#### [What you have to do]
For each line of the data below, copy it if it holds the word "Pivot".

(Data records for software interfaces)
++++++++++
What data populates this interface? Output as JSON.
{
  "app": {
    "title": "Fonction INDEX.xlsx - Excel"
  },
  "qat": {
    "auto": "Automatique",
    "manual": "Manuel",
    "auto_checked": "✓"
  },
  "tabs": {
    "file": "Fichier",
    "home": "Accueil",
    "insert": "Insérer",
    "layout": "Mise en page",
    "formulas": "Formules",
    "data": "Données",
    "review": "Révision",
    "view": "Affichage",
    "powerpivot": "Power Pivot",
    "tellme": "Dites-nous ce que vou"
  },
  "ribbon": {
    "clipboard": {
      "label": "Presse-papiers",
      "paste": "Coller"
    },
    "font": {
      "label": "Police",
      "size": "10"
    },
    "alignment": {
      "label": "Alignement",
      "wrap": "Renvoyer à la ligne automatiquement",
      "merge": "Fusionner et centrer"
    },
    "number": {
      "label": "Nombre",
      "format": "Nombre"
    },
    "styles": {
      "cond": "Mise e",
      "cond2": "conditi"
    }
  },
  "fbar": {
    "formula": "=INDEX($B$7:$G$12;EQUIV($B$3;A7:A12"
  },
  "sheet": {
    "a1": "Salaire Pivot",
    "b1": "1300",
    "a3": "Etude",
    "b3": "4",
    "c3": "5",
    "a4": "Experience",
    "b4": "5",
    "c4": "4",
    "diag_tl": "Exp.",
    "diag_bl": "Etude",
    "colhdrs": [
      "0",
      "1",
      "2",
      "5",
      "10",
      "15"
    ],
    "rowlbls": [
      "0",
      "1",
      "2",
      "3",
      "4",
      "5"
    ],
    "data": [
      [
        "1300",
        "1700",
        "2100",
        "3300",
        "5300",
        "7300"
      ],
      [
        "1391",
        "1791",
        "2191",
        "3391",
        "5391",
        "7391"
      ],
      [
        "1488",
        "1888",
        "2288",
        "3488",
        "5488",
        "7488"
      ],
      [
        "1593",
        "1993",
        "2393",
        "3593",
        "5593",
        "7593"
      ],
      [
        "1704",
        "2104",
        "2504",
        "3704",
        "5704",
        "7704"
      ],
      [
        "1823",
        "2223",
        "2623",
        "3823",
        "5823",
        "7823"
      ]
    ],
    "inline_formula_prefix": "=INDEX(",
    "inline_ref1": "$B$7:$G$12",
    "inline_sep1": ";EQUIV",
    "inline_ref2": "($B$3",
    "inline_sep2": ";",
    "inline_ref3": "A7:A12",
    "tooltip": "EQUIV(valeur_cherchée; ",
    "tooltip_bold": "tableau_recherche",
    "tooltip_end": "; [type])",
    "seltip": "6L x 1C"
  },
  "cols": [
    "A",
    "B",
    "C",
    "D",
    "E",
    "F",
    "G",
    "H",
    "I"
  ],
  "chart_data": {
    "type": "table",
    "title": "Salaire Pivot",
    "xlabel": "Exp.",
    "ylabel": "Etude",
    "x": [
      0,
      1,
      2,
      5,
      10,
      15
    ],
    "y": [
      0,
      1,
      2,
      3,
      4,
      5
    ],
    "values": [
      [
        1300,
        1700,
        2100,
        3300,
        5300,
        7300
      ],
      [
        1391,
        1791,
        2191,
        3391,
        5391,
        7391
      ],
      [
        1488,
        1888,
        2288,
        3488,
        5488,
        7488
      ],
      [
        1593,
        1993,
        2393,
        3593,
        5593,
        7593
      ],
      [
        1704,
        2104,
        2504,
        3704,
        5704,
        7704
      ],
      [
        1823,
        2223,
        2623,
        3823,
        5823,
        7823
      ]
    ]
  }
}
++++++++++
#### [Your response]
    "powerpivot": "Power Pivot",
    "a1": "Salaire Pivot",
    "title": "Salaire Pivot",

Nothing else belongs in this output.